[Work instructions] Write only the number of lines below in which "desc" occurs.

[Items from an interface collection]

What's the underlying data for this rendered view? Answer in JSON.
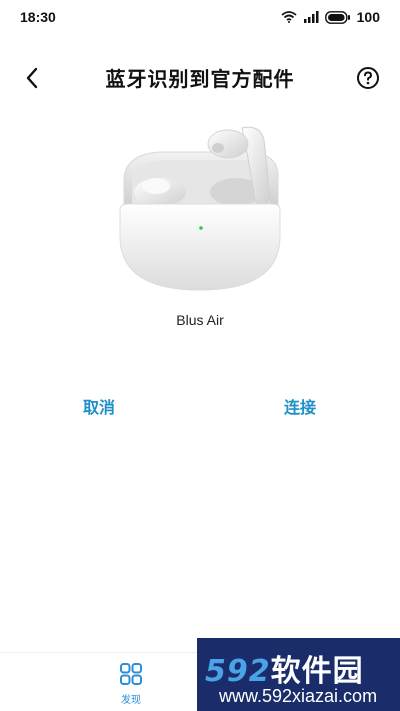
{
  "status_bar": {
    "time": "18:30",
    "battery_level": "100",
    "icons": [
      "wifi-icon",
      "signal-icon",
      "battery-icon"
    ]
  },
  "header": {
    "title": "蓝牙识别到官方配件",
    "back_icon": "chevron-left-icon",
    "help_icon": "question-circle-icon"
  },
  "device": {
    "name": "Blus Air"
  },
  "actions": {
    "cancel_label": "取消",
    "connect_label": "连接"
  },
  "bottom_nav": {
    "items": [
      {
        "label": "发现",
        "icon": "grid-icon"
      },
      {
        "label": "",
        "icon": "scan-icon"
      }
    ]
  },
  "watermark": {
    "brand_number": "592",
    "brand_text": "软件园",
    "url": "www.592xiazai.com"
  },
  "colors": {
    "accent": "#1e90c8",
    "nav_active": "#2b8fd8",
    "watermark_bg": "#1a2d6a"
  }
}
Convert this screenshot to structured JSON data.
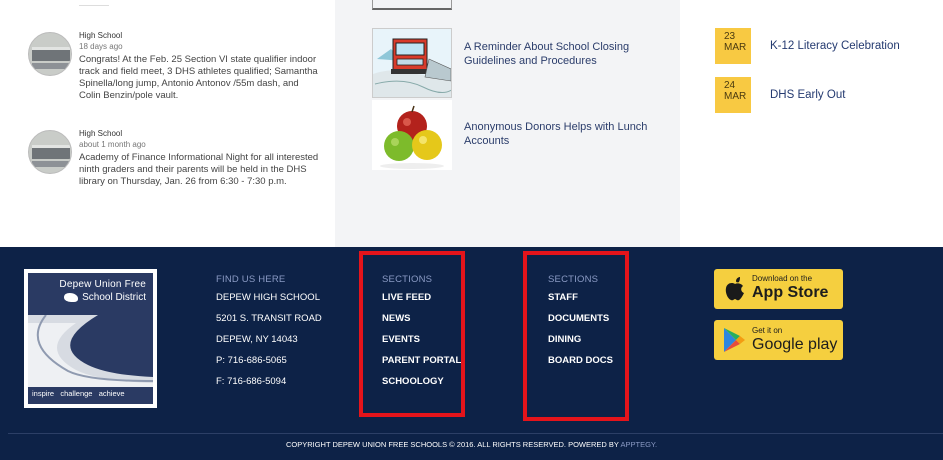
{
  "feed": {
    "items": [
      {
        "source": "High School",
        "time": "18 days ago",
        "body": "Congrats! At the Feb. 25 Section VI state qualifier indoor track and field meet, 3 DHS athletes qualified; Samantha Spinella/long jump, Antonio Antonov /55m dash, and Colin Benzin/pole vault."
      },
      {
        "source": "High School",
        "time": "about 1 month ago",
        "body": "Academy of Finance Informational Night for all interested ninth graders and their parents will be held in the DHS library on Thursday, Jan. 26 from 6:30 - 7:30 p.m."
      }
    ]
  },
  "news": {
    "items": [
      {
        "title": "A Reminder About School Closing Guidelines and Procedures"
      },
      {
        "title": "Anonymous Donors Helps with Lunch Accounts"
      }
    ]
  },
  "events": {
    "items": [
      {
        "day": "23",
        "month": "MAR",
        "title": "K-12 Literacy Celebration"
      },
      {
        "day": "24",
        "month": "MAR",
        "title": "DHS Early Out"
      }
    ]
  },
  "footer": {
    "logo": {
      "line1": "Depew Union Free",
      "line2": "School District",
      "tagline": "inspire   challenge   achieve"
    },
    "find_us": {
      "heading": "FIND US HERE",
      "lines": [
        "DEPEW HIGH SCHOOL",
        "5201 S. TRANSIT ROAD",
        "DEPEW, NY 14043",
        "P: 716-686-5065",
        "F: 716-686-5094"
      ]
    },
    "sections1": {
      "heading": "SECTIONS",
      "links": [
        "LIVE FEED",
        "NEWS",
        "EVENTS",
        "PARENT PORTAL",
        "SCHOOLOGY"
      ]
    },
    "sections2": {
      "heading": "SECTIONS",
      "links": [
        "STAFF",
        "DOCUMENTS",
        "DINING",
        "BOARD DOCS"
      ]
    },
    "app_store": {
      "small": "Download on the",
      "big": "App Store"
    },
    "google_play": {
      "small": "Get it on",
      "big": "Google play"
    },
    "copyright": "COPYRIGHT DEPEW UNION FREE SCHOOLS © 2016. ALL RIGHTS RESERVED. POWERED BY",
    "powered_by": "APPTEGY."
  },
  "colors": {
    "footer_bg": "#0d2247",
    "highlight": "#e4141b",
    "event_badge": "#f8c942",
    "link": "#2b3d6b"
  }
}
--
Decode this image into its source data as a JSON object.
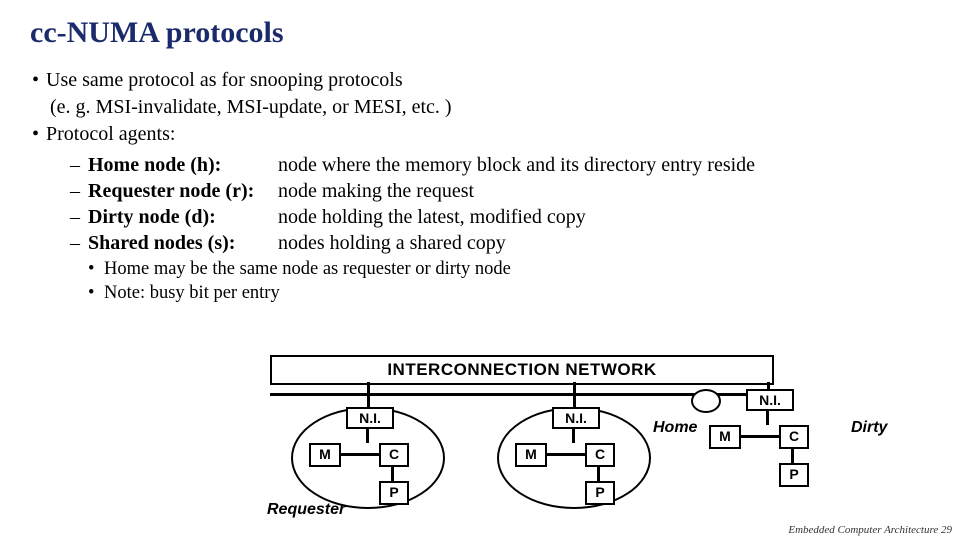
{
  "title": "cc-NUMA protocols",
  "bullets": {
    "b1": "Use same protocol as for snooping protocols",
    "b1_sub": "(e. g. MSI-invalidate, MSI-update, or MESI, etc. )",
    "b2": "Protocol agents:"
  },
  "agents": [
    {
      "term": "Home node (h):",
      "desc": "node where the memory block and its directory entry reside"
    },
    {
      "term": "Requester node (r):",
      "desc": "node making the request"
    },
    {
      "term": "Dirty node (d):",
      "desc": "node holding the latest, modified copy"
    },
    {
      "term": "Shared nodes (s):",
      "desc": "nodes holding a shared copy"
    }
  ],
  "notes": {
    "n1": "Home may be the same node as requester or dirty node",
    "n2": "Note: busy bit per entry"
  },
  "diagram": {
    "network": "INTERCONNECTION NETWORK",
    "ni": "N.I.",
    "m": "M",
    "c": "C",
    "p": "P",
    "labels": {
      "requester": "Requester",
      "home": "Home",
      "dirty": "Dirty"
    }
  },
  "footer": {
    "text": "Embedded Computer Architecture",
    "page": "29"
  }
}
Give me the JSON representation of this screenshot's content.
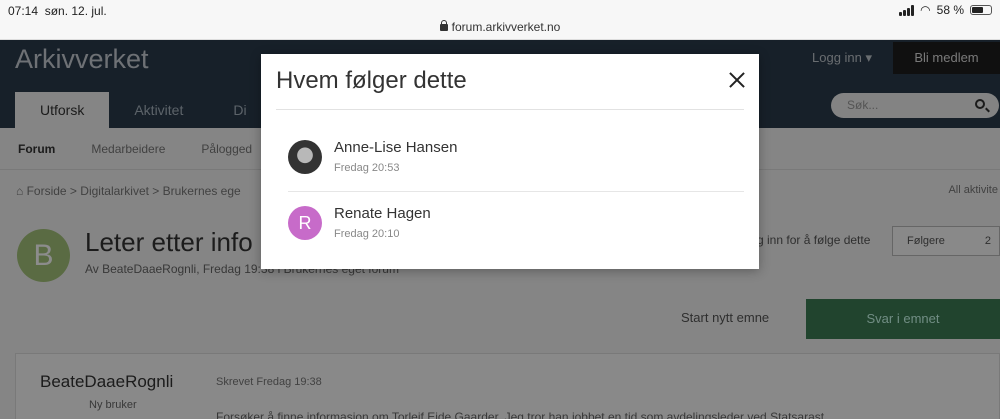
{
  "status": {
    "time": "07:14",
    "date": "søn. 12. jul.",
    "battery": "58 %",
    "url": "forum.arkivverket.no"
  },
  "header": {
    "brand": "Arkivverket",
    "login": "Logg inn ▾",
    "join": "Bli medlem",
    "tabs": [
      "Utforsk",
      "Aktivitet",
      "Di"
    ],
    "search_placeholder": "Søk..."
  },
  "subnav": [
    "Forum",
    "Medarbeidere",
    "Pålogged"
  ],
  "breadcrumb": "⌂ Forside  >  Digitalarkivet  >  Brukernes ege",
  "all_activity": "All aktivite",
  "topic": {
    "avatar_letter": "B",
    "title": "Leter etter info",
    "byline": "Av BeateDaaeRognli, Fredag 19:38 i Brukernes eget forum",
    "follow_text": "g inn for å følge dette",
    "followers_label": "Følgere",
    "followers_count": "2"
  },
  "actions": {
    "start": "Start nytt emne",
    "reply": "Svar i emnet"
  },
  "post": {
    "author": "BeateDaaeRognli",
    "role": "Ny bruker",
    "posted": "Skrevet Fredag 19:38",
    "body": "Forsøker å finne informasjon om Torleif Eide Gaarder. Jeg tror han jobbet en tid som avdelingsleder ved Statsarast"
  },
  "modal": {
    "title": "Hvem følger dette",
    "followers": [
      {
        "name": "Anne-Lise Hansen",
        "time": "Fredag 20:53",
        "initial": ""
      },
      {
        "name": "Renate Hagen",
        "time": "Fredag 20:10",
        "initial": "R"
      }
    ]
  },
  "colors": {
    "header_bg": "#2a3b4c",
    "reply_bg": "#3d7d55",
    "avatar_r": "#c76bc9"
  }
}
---
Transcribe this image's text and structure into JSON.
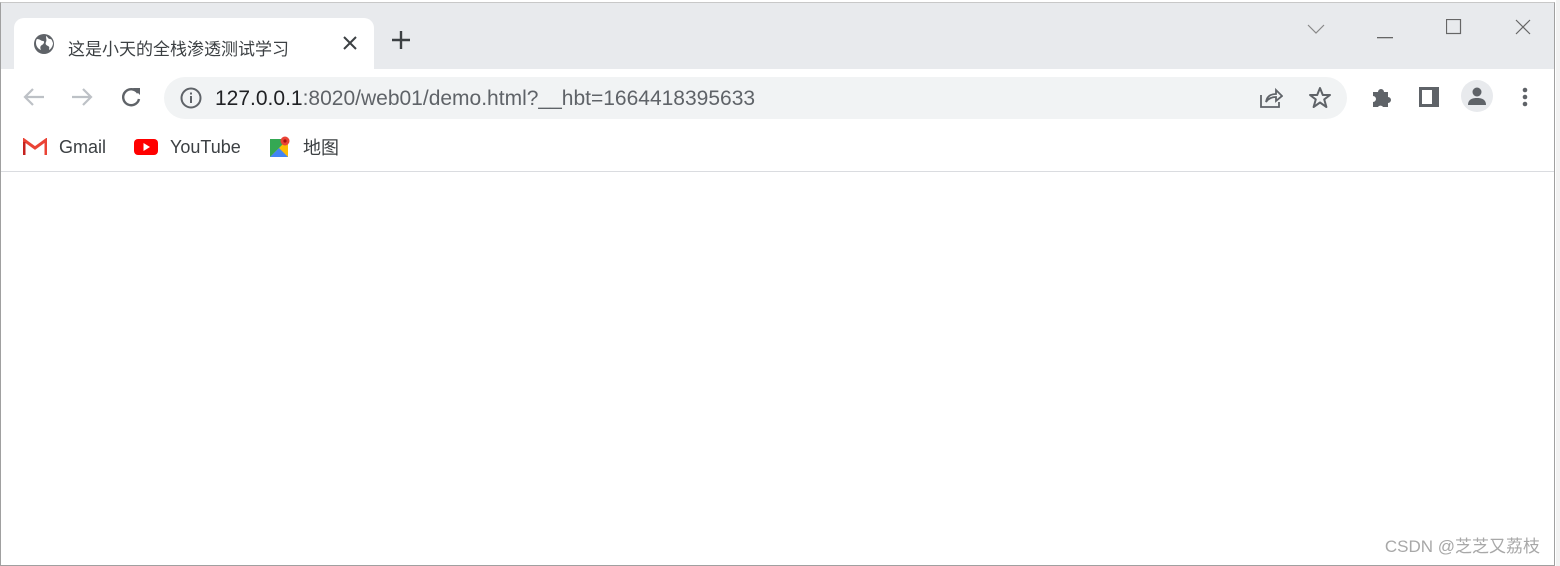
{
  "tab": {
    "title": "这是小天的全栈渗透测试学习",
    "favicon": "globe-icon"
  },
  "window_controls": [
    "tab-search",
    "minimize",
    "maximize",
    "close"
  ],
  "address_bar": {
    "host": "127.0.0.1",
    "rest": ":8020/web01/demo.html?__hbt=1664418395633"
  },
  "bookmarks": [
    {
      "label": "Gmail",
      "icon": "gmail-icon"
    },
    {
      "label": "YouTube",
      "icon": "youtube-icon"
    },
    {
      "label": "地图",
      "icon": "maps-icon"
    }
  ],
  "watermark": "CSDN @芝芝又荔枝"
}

[Solution to this exercise] 4